More incentives for big-earners

France currently has a fertility rate of 1.916 children per woman -- slightly below the 2.07 figure which is required for the population to renew itself over the generations.

Frankreich will Wunsch nach drei Kindern fördern
Image: AP

Prime Minister Dominique de Villepin said the new measures were intended to "allow a better conciliation between professional and family life up to the child's majority."

Under the proposals, a parent who takes time off from work for a third child will have the option of a boosted monthly pay-out of 750 euros ($915) for one year. Currently the figure is set at $500 available over three years.

According to Hubert Brin, president of the National Union of Family Associations (UNAF), the increased payment is to encourage higher-earners to have a third child.

The current rate is only attractive for couples on low incomes. But we have to encourage professionals with higher incomes to have babies," he said.

Image: Bilderbox

Other changes include a doubling of the tax credit for families that hire home-help for children under six, and the extension of discounts available for families with three or more children.

France better off than EU counterparts

France already has a comprehensive array of incentives for child-bearing, including generous child allowances and a calibrated income tax system that means that families with more children pay less.

Parents with three or more children can also get "Large Family" cards that bring discounts on public transport. These will now also include cut-price deals on household goods and leisure activities.

"The demographic situation in our country is much less unfavorable than in some of our European neighbors," according to a UNAF report, which noted that fertility is at 1.2 percent in Spain and Italy.

"Nonetheless the trend is not satisfactory," it said, largely because more French women are waiting longer to have their first child.

Frau im Büro
Image: BilderBox

With some 80.7 percent of women aged between 25 and 49 participating in the workforce, France has one of the highest rates of working women in Europe.
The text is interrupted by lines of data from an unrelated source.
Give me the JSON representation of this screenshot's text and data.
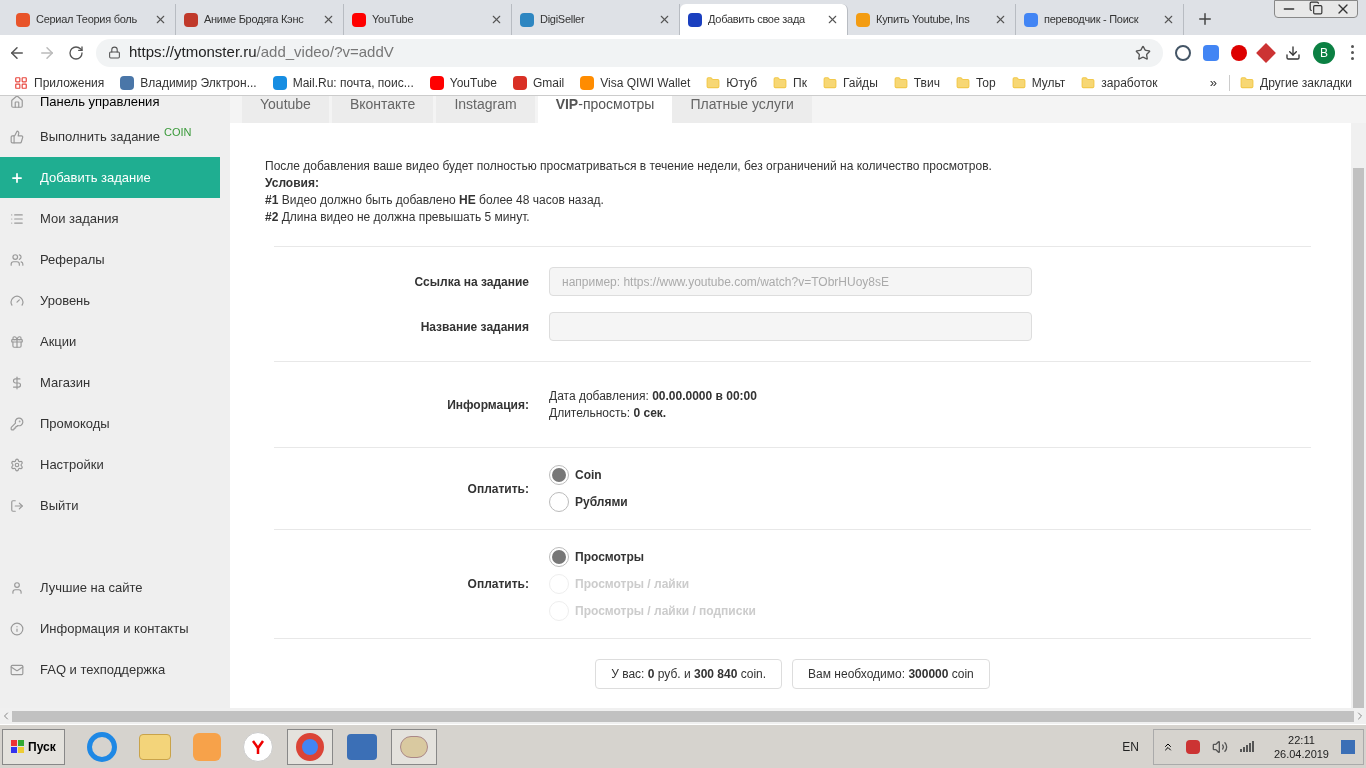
{
  "browser_tabs": [
    {
      "title": "Сериал Теория боль",
      "color": "#e8542a",
      "selected": false
    },
    {
      "title": "Аниме Бродяга Кэнс",
      "color": "#c0392b",
      "selected": false
    },
    {
      "title": "YouTube",
      "color": "#ff0000",
      "selected": false
    },
    {
      "title": "DigiSeller",
      "color": "#2e86c1",
      "selected": false
    },
    {
      "title": "Добавить свое зада",
      "color": "#1a3fbf",
      "selected": true
    },
    {
      "title": "Купить Youtube, Ins",
      "color": "#f39c12",
      "selected": false
    },
    {
      "title": "переводчик - Поиск",
      "color": "#4285f4",
      "selected": false
    }
  ],
  "address_bar": {
    "host": "https://ytmonster.ru",
    "path": "/add_video/?v=addV"
  },
  "profile": {
    "initial": "B"
  },
  "bookmarks": [
    {
      "kind": "apps",
      "label": "Приложения"
    },
    {
      "kind": "site",
      "label": "Владимир Элктрон...",
      "color": "#4a76a8"
    },
    {
      "kind": "site",
      "label": "Mail.Ru: почта, поис...",
      "color": "#168de2"
    },
    {
      "kind": "site",
      "label": "YouTube",
      "color": "#ff0000"
    },
    {
      "kind": "site",
      "label": "Gmail",
      "color": "#d93025"
    },
    {
      "kind": "site",
      "label": "Visa QIWI Wallet",
      "color": "#ff8c00"
    },
    {
      "kind": "folder",
      "label": "Ютуб"
    },
    {
      "kind": "folder",
      "label": "Пк"
    },
    {
      "kind": "folder",
      "label": "Гайды"
    },
    {
      "kind": "folder",
      "label": "Твич"
    },
    {
      "kind": "folder",
      "label": "Тор"
    },
    {
      "kind": "folder",
      "label": "Мульт"
    },
    {
      "kind": "folder",
      "label": "заработок"
    }
  ],
  "bookmarks_more": "»",
  "other_bookmarks": "Другие закладки",
  "sidebar": {
    "items": [
      {
        "label": "Панель управления",
        "selected": false
      },
      {
        "label": "Выполнить задание",
        "badge": "COIN",
        "selected": false
      },
      {
        "label": "Добавить задание",
        "selected": true
      },
      {
        "label": "Мои задания",
        "selected": false
      },
      {
        "label": "Рефералы",
        "selected": false
      },
      {
        "label": "Уровень",
        "selected": false
      },
      {
        "label": "Акции",
        "selected": false
      },
      {
        "label": "Магазин",
        "selected": false
      },
      {
        "label": "Промокоды",
        "selected": false
      },
      {
        "label": "Настройки",
        "selected": false
      },
      {
        "label": "Выйти",
        "selected": false
      }
    ],
    "footer_items": [
      {
        "label": "Лучшие на сайте"
      },
      {
        "label": "Информация и контакты"
      },
      {
        "label": "FAQ и техподдержка"
      }
    ]
  },
  "page_tabs": [
    {
      "label": "Youtube",
      "selected": false
    },
    {
      "label": "Вконтакте",
      "selected": false
    },
    {
      "label": "Instagram",
      "selected": false
    },
    {
      "label": "**VIP**-просмотры",
      "selected": true
    },
    {
      "label": "Платные услуги",
      "selected": false
    }
  ],
  "description": [
    "После добавления ваше видео будет полностью просматриваться в течение недели, без ограничений на количество просмотров.",
    "**Условия:**",
    "**#1** Видео должно быть добавлено **НЕ** более 48 часов назад.",
    "**#2** Длина видео не должна превышать 5 минут."
  ],
  "fields": [
    {
      "label": "Ссылка на задание",
      "placeholder": "например: https://www.youtube.com/watch?v=TObrHUoy8sE"
    },
    {
      "label": "Название задания"
    }
  ],
  "info": {
    "label": "Информация:",
    "lines": [
      "Дата добавления: **00.00.0000 в 00:00**",
      "Длительность: **0 сек.**"
    ]
  },
  "payment_groups": [
    {
      "label": "Оплатить:",
      "options": [
        {
          "label": "Coin",
          "selected": true,
          "disabled": false
        },
        {
          "label": "Рублями",
          "selected": false,
          "disabled": false
        }
      ]
    },
    {
      "label": "Оплатить:",
      "options": [
        {
          "label": "Просмотры",
          "selected": true,
          "disabled": false
        },
        {
          "label": "Просмотры / лайки",
          "selected": false,
          "disabled": true
        },
        {
          "label": "Просмотры / лайки / подписки",
          "selected": false,
          "disabled": true
        }
      ]
    }
  ],
  "balance": [
    "У вас: **0** руб. и **300 840** coin.",
    "Вам необходимо: **300000** coin"
  ],
  "taskbar": {
    "start": "Пуск",
    "language": "EN",
    "time": "22:11",
    "date": "26.04.2019"
  }
}
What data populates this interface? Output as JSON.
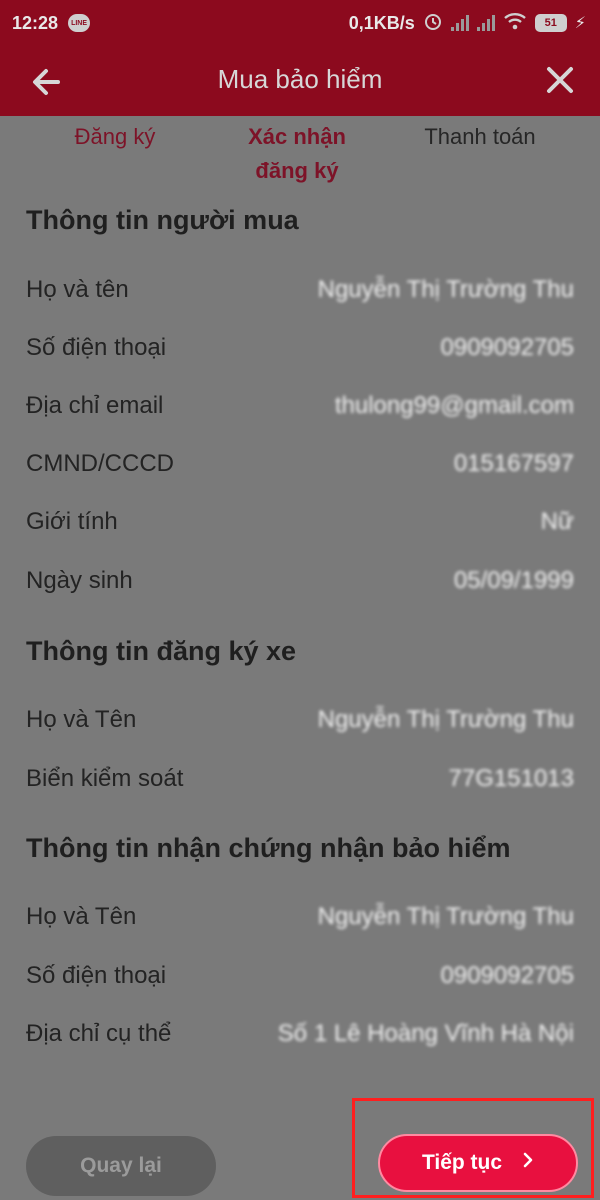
{
  "status_bar": {
    "time": "12:28",
    "line_badge": "LINE",
    "network_speed": "0,1KB/s",
    "battery": "51"
  },
  "header": {
    "title": "Mua bảo hiểm"
  },
  "steps": [
    {
      "label": "Đăng ký"
    },
    {
      "label": "Xác nhận đăng ký"
    },
    {
      "label": "Thanh toán"
    }
  ],
  "buyer_info": {
    "title": "Thông tin người mua",
    "rows": [
      {
        "label": "Họ và tên",
        "value": "Nguyễn Thị Trường Thu"
      },
      {
        "label": "Số điện thoại",
        "value": "0909092705"
      },
      {
        "label": "Địa chỉ email",
        "value": "thulong99@gmail.com"
      },
      {
        "label": "CMND/CCCD",
        "value": "015167597"
      },
      {
        "label": "Giới tính",
        "value": "Nữ"
      },
      {
        "label": "Ngày sinh",
        "value": "05/09/1999"
      }
    ]
  },
  "vehicle_info": {
    "title": "Thông tin đăng ký xe",
    "rows": [
      {
        "label": "Họ và Tên",
        "value": "Nguyễn Thị Trường Thu"
      },
      {
        "label": "Biển kiểm soát",
        "value": "77G151013"
      }
    ]
  },
  "certificate_info": {
    "title": "Thông tin nhận chứng nhận bảo hiểm",
    "rows": [
      {
        "label": "Họ và Tên",
        "value": "Nguyễn Thị Trường Thu"
      },
      {
        "label": "Số điện thoại",
        "value": "0909092705"
      },
      {
        "label": "Địa chỉ cụ thể",
        "value": "Số 1 Lê Hoàng Vĩnh Hà Nội"
      }
    ]
  },
  "buttons": {
    "back": "Quay lại",
    "next": "Tiếp tục"
  },
  "colors": {
    "header_bg": "#8c0a1e",
    "accent": "#e8103f",
    "highlight": "#ff1f1f"
  }
}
But the report said that this is not incompatible with a high birth rate and that -- with the proper policies -- the two can go hand-in-hand.

Sociologist Sullerot says she’d like to see further incentives for young mothers in the future.

"My dream is that every mother will have a card that guarantees certain rights, like the right to vocational training, and the right to a better pension depending on the number of children they have," she said.

Falling birth rates worries Europe

Falling birth rates are a growing worry across the EU, with demographers predicting that large-scale immigration will be necessary in many countries in order to sustain the benefits enjoyed by a steadily aging population.